Elop: If Google answers the question of "what," Facebook answers "who," then in the era of mobility, the question is "where." There is an opportunity to understand more about where you are and what's around you.
I want to understand where I am, who's around me, and how do I get to that place? Mobility makes that important.
In the future, you'll see more apps that take advantage of the fact that you're mobile. Navigation is a simple example. Our City Lens app is an example of a different type of application, and it only works because of mobility and our location platform.
It's important to have scale. Every time someone does a search with the map and generates info on traffic, all of that contributes to the greater good.
Did you feel like you missed an opportunity to capitalize on the Apple Maps snafu with the iOS version of your Nokia Maps service? It's not highly rated or that popular.
Elop: We've just begun our efforts on iOS. What we have is an HTML5 application, and it has limitations because of that. Apple did endorse it as an alternative to its maps.
This battle of "where" is just beginning. There's lot of opportunity to have success on this. It is the case where there are only a few significant players with the core assets to compete in this space. Google is one, and we are another.
Lastly, what keeps you up at night?

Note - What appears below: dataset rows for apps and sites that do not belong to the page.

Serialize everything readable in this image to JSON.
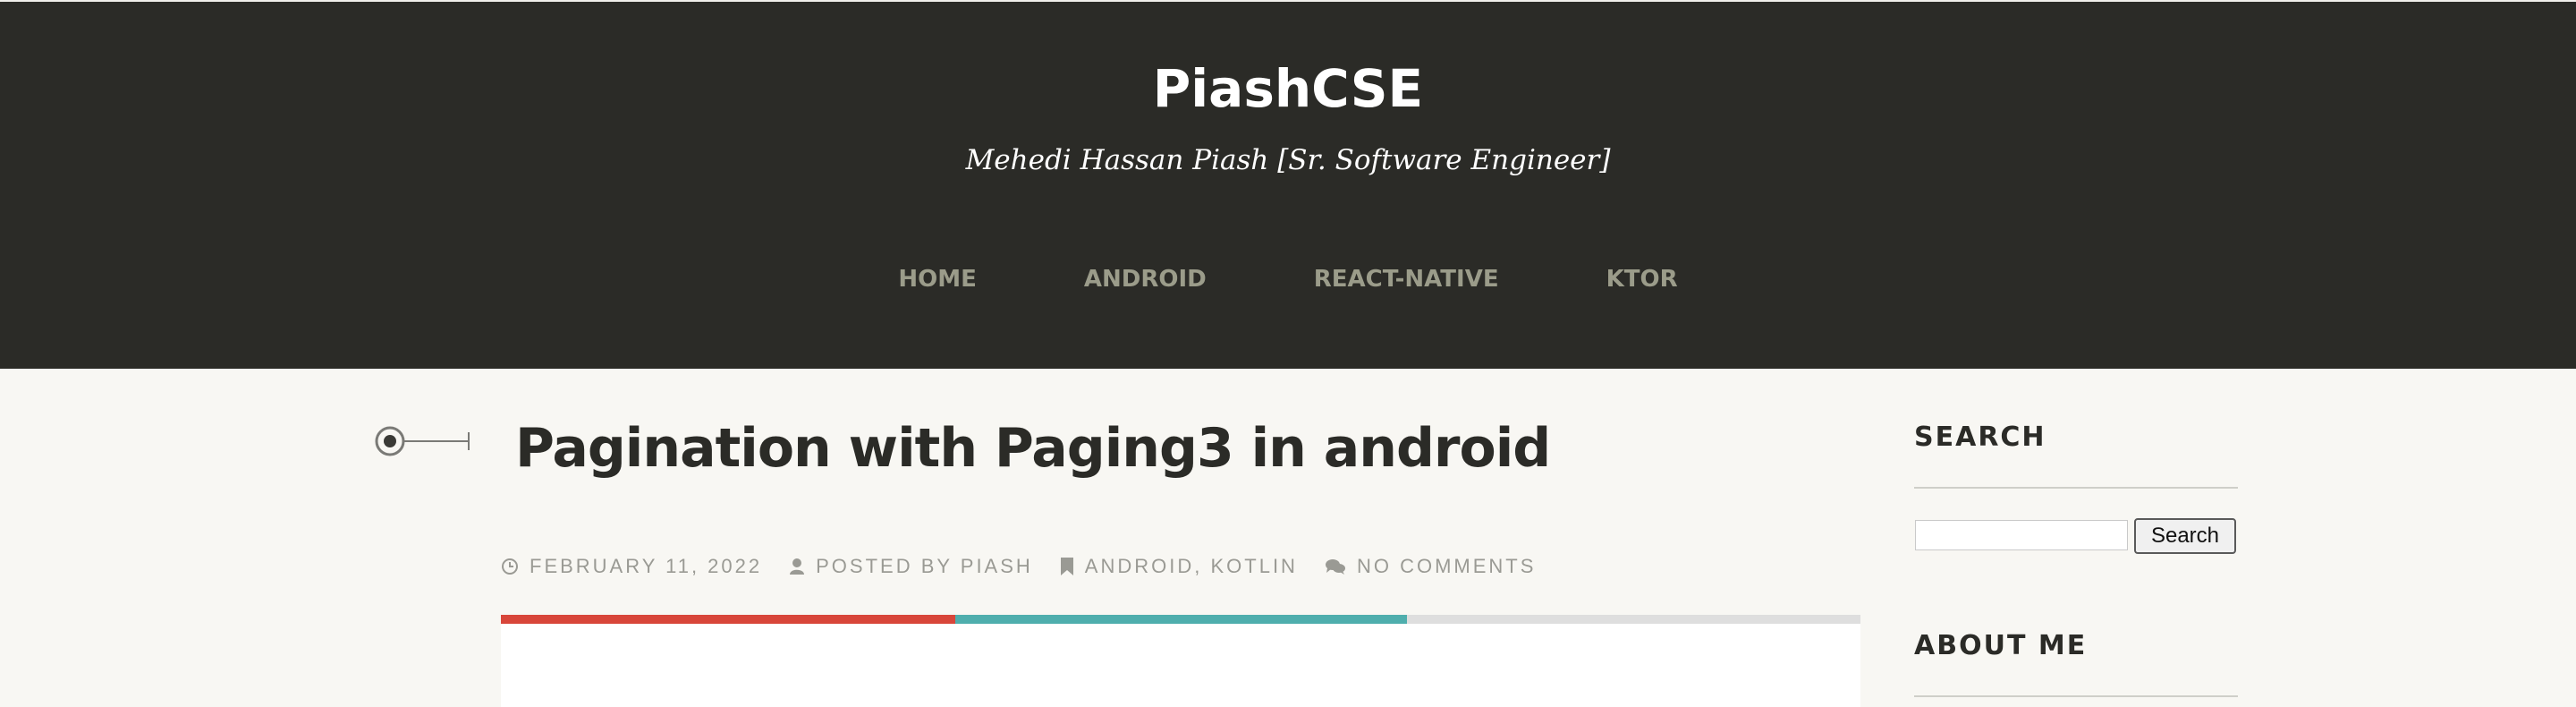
{
  "site": {
    "title": "PiashCSE",
    "subtitle": "Mehedi Hassan Piash [Sr. Software Engineer]"
  },
  "nav": {
    "items": [
      {
        "label": "HOME"
      },
      {
        "label": "ANDROID"
      },
      {
        "label": "REACT-NATIVE"
      },
      {
        "label": "KTOR"
      }
    ]
  },
  "post": {
    "title": "Pagination with Paging3 in android",
    "meta": {
      "date": "FEBRUARY 11, 2022",
      "posted_by_prefix": "POSTED BY ",
      "author": "PIASH",
      "category_1": "ANDROID",
      "category_sep": ", ",
      "category_2": "KOTLIN",
      "comments": "NO COMMENTS"
    },
    "icons": {
      "timeline": "timeline-marker-icon",
      "date": "clock-icon",
      "author": "user-icon",
      "categories": "bookmark-icon",
      "comments": "comments-icon"
    },
    "stripe_colors": [
      "#d8463a",
      "#4faead",
      "#dedede"
    ]
  },
  "sidebar": {
    "search": {
      "title": "SEARCH",
      "input_value": "",
      "button_label": "Search"
    },
    "about": {
      "title": "ABOUT ME"
    }
  },
  "colors": {
    "header_bg": "#2b2b27",
    "page_bg": "#f8f7f3",
    "nav_text": "#9b9c8a",
    "meta_text": "#9a9a94"
  }
}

Elop: It's always about meeting the needs of our consumers, going over every detail of what they like, making sure our employees are motivated and understand they have to serve these people. It's walking into the store and making sure the products are properly explained. If we can get our message across and show off the quality of the product, then we will be very successful. We need to cross that divide with the customer.